EXTRACTED MATERIAL:
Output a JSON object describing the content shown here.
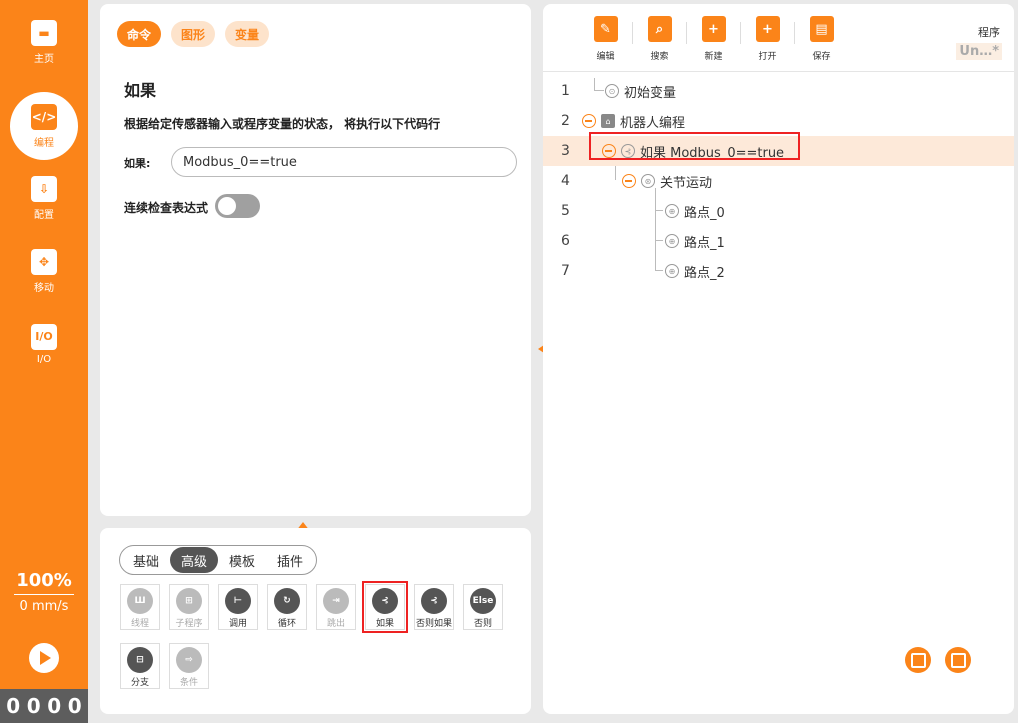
{
  "sidebar": {
    "items": [
      {
        "label": "主页",
        "icon": "home-icon"
      },
      {
        "label": "编程",
        "icon": "code-icon"
      },
      {
        "label": "配置",
        "icon": "config-icon"
      },
      {
        "label": "移动",
        "icon": "move-icon"
      },
      {
        "label": "I/O",
        "icon": "io-icon"
      }
    ],
    "speed_percent": "100%",
    "speed_value": "0 mm/s",
    "io_digits": [
      "0",
      "0",
      "0",
      "0"
    ]
  },
  "command_panel": {
    "tabs": [
      "命令",
      "图形",
      "变量"
    ],
    "title": "如果",
    "description": "根据给定传感器输入或程序变量的状态， 将执行以下代码行",
    "if_label": "如果:",
    "if_value": "Modbus_0==true",
    "continuous_label": "连续检查表达式"
  },
  "toolbox": {
    "categories": [
      "基础",
      "高级",
      "模板",
      "插件"
    ],
    "tools": [
      "线程",
      "子程序",
      "调用",
      "循环",
      "跳出",
      "如果",
      "否则如果",
      "否则",
      "分支",
      "条件"
    ],
    "else_glyph": "Else"
  },
  "program": {
    "toolbar": [
      "编辑",
      "搜索",
      "新建",
      "打开",
      "保存"
    ],
    "label": "程序",
    "name": "Un…*",
    "rows": [
      {
        "num": "1",
        "text": "初始变量"
      },
      {
        "num": "2",
        "text": "机器人编程"
      },
      {
        "num": "3",
        "text": "如果 Modbus_0==true"
      },
      {
        "num": "4",
        "text": "关节运动"
      },
      {
        "num": "5",
        "text": "路点_0"
      },
      {
        "num": "6",
        "text": "路点_1"
      },
      {
        "num": "7",
        "text": "路点_2"
      }
    ]
  },
  "colors": {
    "accent": "#fb8419",
    "highlight": "#e22222"
  }
}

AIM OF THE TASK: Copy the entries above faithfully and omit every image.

RESULT FOR THIS EXERCISE:
Output a JSON object describing the content shown here.
{
  "sidebar": {
    "items": [
      {
        "label": "主页",
        "icon": "home-icon"
      },
      {
        "label": "编程",
        "icon": "code-icon"
      },
      {
        "label": "配置",
        "icon": "config-icon"
      },
      {
        "label": "移动",
        "icon": "move-icon"
      },
      {
        "label": "I/O",
        "icon": "io-icon"
      }
    ],
    "speed_percent": "100%",
    "speed_value": "0 mm/s",
    "io_digits": [
      "0",
      "0",
      "0",
      "0"
    ]
  },
  "command_panel": {
    "tabs": [
      "命令",
      "图形",
      "变量"
    ],
    "title": "如果",
    "description": "根据给定传感器输入或程序变量的状态， 将执行以下代码行",
    "if_label": "如果:",
    "if_value": "Modbus_0==true",
    "continuous_label": "连续检查表达式"
  },
  "toolbox": {
    "categories": [
      "基础",
      "高级",
      "模板",
      "插件"
    ],
    "tools": [
      "线程",
      "子程序",
      "调用",
      "循环",
      "跳出",
      "如果",
      "否则如果",
      "否则",
      "分支",
      "条件"
    ],
    "else_glyph": "Else"
  },
  "program": {
    "toolbar": [
      "编辑",
      "搜索",
      "新建",
      "打开",
      "保存"
    ],
    "label": "程序",
    "name": "Un…*",
    "rows": [
      {
        "num": "1",
        "text": "初始变量"
      },
      {
        "num": "2",
        "text": "机器人编程"
      },
      {
        "num": "3",
        "text": "如果 Modbus_0==true"
      },
      {
        "num": "4",
        "text": "关节运动"
      },
      {
        "num": "5",
        "text": "路点_0"
      },
      {
        "num": "6",
        "text": "路点_1"
      },
      {
        "num": "7",
        "text": "路点_2"
      }
    ]
  },
  "colors": {
    "accent": "#fb8419",
    "highlight": "#e22222"
  }
}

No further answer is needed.